%%

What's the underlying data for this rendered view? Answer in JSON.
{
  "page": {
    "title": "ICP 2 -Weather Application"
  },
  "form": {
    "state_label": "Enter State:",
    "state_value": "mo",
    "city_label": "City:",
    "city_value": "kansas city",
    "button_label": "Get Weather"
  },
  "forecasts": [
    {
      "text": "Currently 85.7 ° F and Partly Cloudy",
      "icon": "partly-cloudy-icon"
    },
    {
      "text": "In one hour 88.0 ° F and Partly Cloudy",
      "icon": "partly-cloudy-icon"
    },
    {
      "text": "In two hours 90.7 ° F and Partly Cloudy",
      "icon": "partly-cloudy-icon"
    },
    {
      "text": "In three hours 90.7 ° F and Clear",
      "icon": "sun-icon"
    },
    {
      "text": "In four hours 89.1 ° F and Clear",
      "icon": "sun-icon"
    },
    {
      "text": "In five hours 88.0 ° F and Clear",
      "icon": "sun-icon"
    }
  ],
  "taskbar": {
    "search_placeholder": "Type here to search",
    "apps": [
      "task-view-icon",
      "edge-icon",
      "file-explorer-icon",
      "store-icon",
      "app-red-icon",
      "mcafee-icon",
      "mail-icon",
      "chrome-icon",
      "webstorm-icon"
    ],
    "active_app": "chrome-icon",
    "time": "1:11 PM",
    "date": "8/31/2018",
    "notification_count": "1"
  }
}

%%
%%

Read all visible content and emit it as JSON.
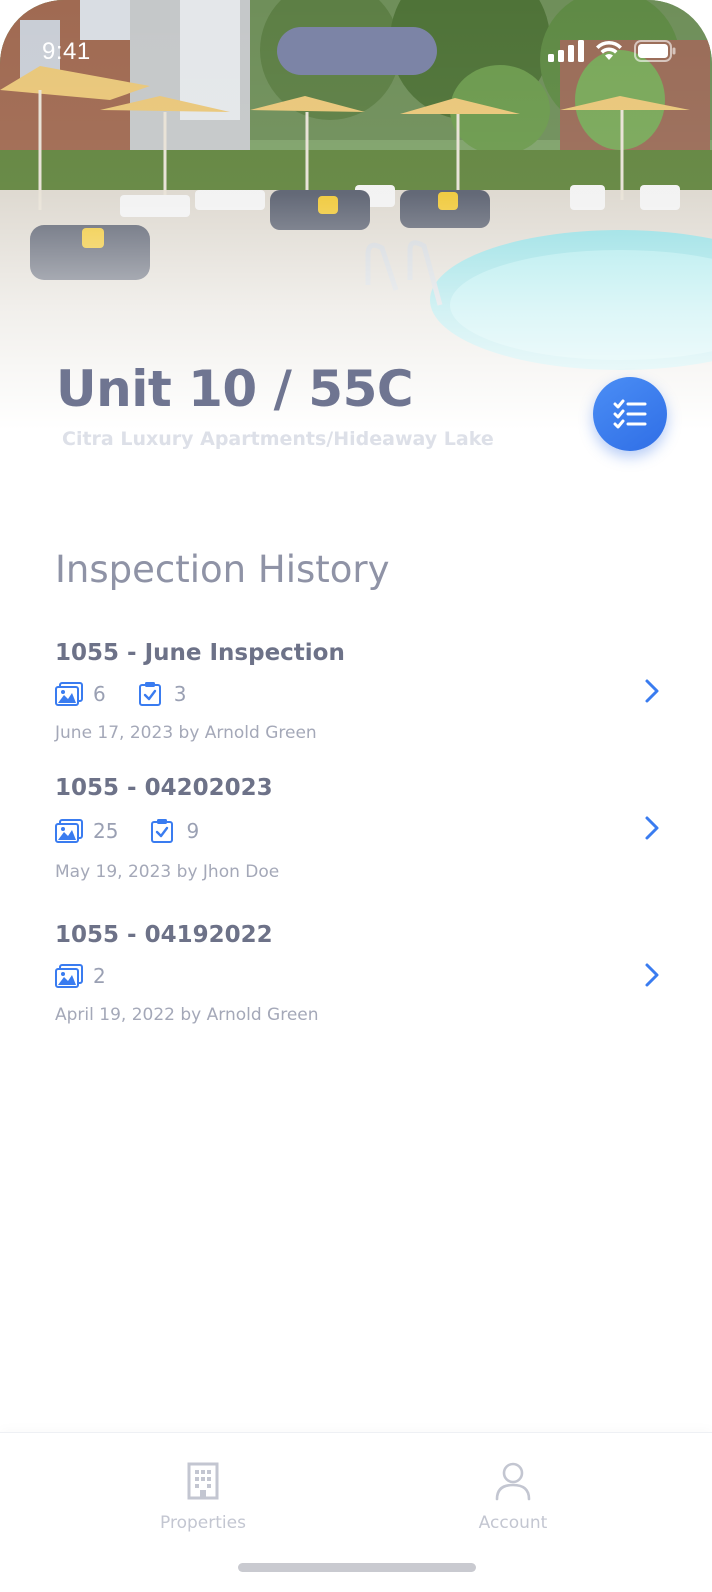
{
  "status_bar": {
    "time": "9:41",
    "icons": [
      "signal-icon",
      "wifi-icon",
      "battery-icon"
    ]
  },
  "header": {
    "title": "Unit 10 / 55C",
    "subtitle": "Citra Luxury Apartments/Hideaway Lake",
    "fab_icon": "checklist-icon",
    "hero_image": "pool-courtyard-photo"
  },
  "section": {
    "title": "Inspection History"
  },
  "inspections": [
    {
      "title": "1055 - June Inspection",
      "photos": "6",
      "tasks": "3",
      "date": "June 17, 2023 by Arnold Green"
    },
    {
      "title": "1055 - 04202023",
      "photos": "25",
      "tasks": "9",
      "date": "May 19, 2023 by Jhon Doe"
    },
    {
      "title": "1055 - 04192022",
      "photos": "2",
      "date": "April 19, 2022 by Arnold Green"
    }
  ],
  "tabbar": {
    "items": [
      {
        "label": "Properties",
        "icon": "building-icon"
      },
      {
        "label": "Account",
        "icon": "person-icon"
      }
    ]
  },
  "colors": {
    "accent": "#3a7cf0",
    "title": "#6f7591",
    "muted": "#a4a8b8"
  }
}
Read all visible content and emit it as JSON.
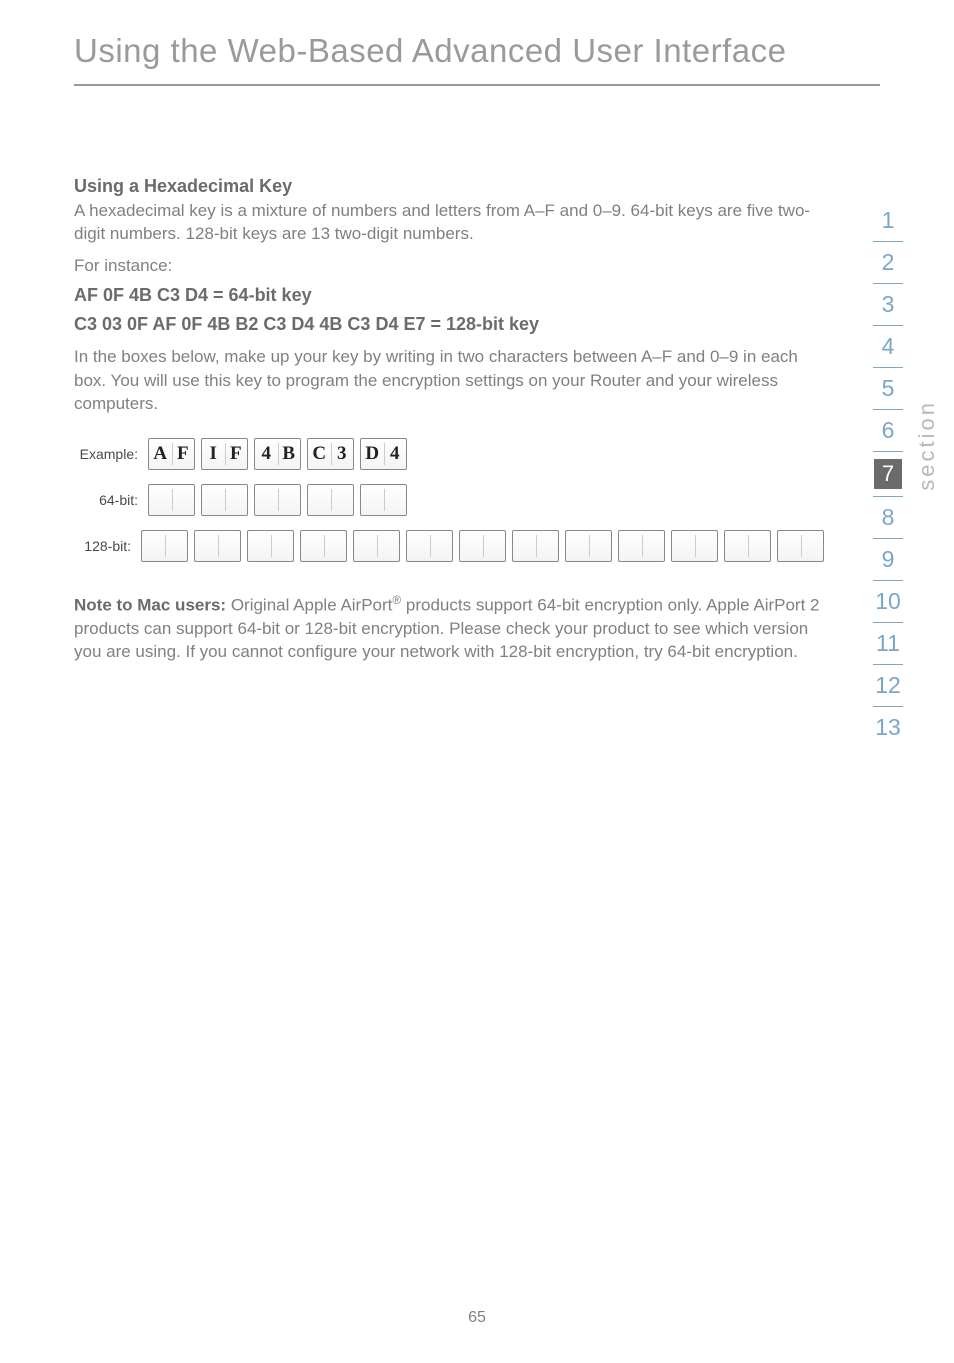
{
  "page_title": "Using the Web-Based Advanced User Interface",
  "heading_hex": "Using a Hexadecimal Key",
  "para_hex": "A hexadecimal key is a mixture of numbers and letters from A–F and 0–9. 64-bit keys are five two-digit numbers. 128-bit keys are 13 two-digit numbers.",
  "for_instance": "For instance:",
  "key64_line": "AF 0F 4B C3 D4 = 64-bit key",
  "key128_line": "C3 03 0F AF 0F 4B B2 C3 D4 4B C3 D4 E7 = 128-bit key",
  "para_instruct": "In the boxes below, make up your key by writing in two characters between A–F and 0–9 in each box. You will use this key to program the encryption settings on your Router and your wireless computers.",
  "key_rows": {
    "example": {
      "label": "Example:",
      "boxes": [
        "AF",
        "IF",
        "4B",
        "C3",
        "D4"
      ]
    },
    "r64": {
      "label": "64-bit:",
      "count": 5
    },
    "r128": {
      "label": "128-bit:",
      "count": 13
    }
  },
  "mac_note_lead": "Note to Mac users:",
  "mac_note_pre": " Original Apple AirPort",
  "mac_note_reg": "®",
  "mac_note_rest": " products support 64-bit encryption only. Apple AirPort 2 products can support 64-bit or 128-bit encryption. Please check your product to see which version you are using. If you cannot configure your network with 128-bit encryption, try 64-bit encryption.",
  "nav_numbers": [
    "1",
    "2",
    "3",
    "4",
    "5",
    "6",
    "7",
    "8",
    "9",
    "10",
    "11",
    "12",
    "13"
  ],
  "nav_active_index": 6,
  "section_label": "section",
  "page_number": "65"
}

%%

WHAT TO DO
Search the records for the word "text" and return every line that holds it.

SOLUTION FOR THIS PROBLEM
      "text": "Currently 85.7 ° F and Partly Cloudy",
      "text": "In one hour 88.0 ° F and Partly Cloudy",
      "text": "In two hours 90.7 ° F and Partly Cloudy",
      "text": "In three hours 90.7 ° F and Clear",
      "text": "In four hours 89.1 ° F and Clear",
      "text": "In five hours 88.0 ° F and Clear",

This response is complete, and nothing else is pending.